Work required:
Check every line of the entries for the string "JSON" and return the ones that contain it.
========================================================================
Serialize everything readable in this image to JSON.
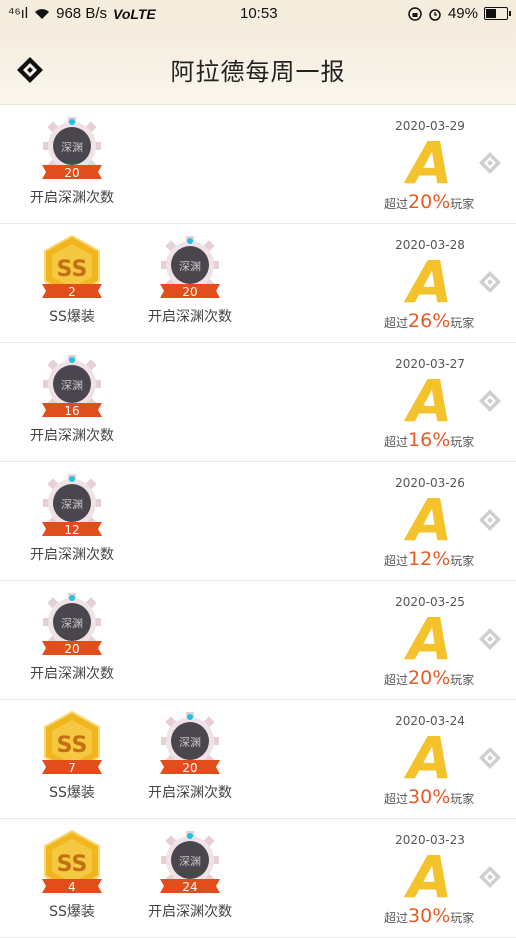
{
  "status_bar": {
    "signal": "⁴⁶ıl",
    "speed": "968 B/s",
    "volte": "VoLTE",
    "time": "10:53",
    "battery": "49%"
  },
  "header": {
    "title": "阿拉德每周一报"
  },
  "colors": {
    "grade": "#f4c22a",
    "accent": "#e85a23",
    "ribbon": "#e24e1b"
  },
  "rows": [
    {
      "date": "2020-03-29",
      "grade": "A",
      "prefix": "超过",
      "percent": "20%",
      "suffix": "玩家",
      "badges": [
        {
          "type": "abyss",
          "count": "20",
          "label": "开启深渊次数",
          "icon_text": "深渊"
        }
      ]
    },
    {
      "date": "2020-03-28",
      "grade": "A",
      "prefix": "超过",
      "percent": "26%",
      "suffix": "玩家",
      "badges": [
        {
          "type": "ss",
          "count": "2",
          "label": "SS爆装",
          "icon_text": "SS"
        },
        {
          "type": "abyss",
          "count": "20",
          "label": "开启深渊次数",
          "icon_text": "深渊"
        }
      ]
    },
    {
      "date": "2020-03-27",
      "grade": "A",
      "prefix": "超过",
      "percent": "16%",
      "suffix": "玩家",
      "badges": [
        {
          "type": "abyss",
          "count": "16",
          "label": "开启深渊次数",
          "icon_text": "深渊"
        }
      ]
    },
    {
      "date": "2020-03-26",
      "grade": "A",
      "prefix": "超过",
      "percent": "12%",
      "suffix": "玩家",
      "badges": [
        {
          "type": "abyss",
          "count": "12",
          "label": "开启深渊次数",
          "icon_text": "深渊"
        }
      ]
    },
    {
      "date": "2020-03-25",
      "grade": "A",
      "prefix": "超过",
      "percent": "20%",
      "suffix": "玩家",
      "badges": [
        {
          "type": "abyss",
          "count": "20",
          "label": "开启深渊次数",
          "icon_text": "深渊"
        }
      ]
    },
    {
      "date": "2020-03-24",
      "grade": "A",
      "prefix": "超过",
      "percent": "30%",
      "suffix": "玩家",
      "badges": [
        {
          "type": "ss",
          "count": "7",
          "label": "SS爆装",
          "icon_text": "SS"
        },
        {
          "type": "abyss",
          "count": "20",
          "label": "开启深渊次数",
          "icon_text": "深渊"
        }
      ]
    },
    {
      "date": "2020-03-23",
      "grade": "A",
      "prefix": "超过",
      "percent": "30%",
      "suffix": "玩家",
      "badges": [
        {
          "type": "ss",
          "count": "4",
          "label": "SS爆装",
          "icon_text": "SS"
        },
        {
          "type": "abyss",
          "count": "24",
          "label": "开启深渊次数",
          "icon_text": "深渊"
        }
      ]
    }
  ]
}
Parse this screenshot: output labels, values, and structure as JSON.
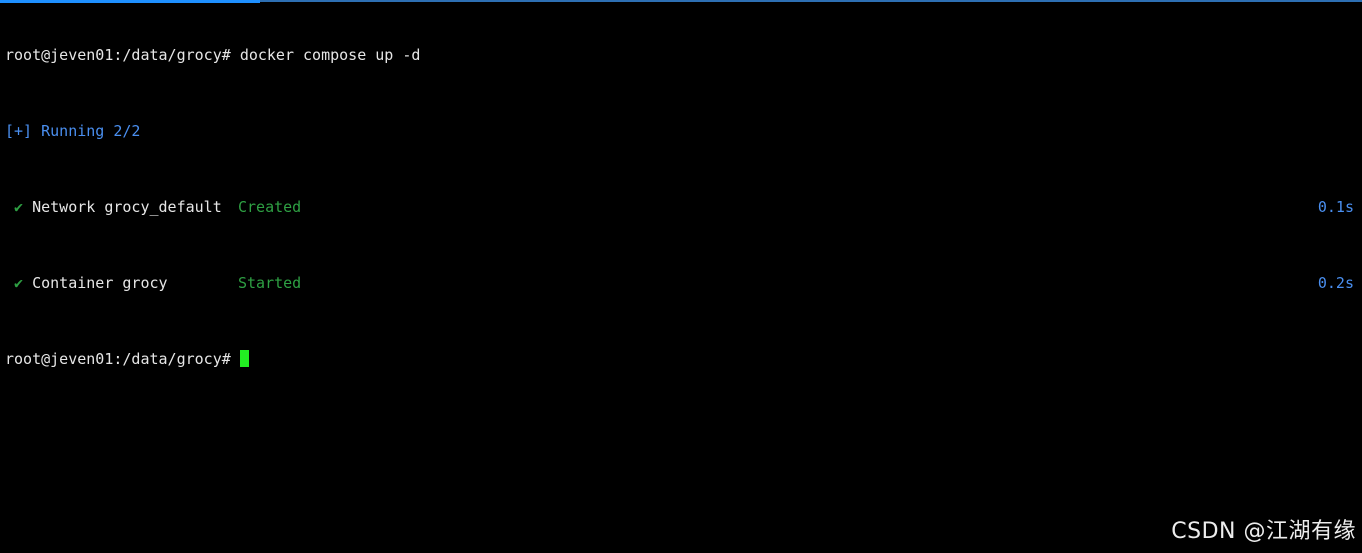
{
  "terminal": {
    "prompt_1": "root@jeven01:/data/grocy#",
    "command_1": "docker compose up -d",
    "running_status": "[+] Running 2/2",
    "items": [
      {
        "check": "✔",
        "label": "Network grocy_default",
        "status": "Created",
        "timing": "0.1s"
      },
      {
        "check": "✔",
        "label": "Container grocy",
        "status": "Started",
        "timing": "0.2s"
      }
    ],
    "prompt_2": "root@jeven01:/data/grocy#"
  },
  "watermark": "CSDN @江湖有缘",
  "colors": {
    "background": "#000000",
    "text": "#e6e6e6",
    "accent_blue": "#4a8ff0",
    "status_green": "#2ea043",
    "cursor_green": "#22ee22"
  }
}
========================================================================
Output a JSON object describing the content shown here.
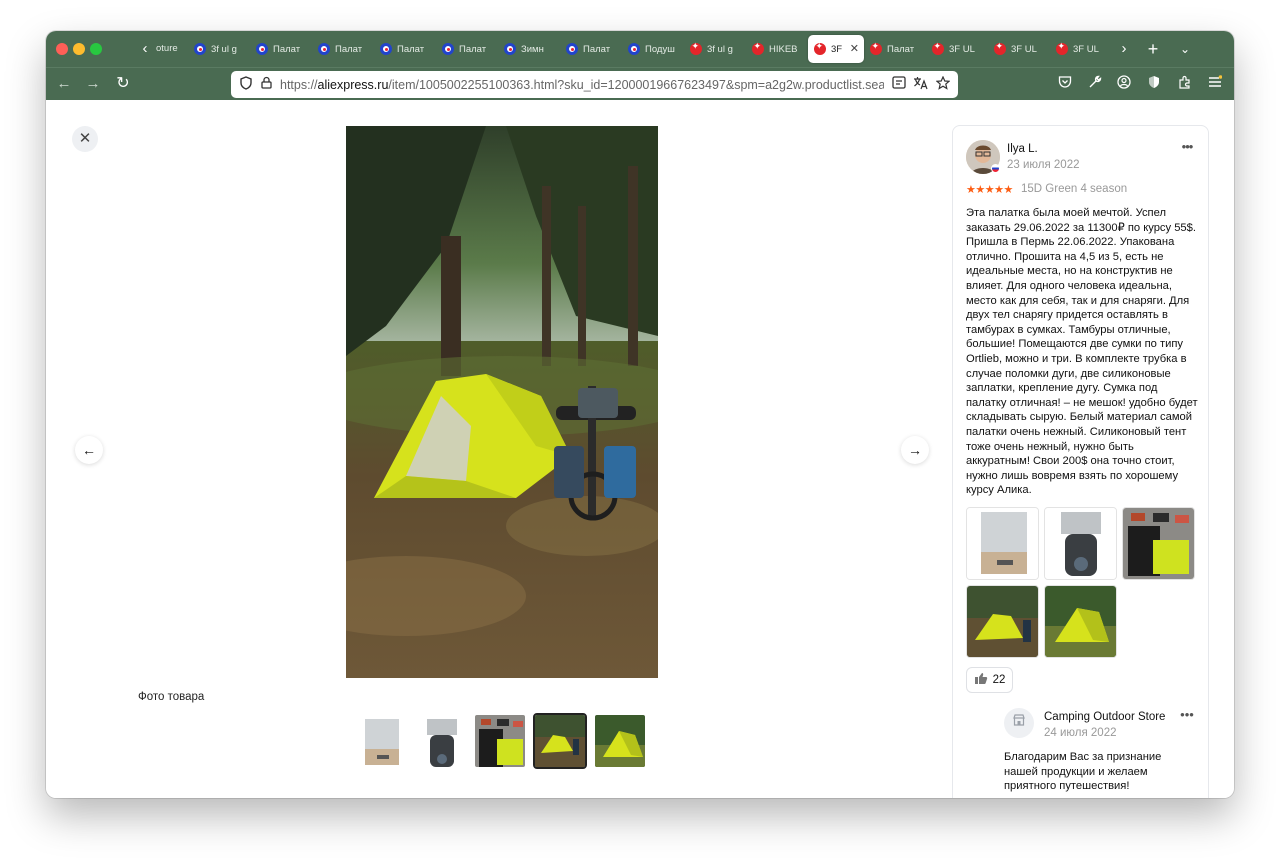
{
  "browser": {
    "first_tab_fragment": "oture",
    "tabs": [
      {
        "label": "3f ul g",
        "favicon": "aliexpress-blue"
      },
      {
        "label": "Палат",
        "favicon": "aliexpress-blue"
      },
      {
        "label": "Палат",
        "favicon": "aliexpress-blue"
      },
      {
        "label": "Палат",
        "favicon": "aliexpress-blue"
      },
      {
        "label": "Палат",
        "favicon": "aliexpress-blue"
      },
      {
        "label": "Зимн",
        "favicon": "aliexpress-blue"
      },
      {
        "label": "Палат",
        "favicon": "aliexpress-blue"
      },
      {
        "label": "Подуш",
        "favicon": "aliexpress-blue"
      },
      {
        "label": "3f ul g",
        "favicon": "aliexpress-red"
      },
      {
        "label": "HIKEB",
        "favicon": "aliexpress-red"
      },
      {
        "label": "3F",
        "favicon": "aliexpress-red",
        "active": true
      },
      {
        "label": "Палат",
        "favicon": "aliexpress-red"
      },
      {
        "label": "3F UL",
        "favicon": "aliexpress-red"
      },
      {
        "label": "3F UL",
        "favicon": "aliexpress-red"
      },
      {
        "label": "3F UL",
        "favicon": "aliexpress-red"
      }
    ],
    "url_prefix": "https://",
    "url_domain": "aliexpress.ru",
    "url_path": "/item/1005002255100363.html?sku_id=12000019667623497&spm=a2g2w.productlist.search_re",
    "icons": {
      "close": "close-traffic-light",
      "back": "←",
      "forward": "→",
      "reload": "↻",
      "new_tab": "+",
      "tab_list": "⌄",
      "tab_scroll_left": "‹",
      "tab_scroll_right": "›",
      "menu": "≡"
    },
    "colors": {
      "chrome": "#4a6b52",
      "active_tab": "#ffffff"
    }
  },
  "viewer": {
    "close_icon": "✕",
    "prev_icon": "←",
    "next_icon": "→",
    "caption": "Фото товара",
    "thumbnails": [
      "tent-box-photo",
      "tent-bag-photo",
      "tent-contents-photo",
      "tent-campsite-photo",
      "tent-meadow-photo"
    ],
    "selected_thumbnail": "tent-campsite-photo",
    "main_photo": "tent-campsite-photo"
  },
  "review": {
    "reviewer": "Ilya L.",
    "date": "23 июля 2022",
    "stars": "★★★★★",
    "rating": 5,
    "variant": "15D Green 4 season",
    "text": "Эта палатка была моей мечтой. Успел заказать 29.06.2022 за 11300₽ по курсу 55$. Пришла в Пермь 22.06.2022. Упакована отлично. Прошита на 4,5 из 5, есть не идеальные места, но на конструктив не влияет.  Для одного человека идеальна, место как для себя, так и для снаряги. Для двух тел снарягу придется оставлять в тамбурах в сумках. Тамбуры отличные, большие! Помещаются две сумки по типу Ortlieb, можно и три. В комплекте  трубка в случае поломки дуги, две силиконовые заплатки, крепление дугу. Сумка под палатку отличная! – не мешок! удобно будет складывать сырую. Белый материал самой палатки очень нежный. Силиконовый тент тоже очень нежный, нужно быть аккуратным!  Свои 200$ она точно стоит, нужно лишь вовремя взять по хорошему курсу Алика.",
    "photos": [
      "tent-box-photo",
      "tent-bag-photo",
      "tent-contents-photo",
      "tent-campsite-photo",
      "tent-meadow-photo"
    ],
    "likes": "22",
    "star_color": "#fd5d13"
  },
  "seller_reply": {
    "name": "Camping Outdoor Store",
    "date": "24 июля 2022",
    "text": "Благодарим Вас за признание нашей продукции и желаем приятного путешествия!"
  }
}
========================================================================
Task solution:
Serialize everything readable in this image to JSON.
Parse this screenshot: output labels, values, and structure as JSON.
Output a JSON object describing the content shown here.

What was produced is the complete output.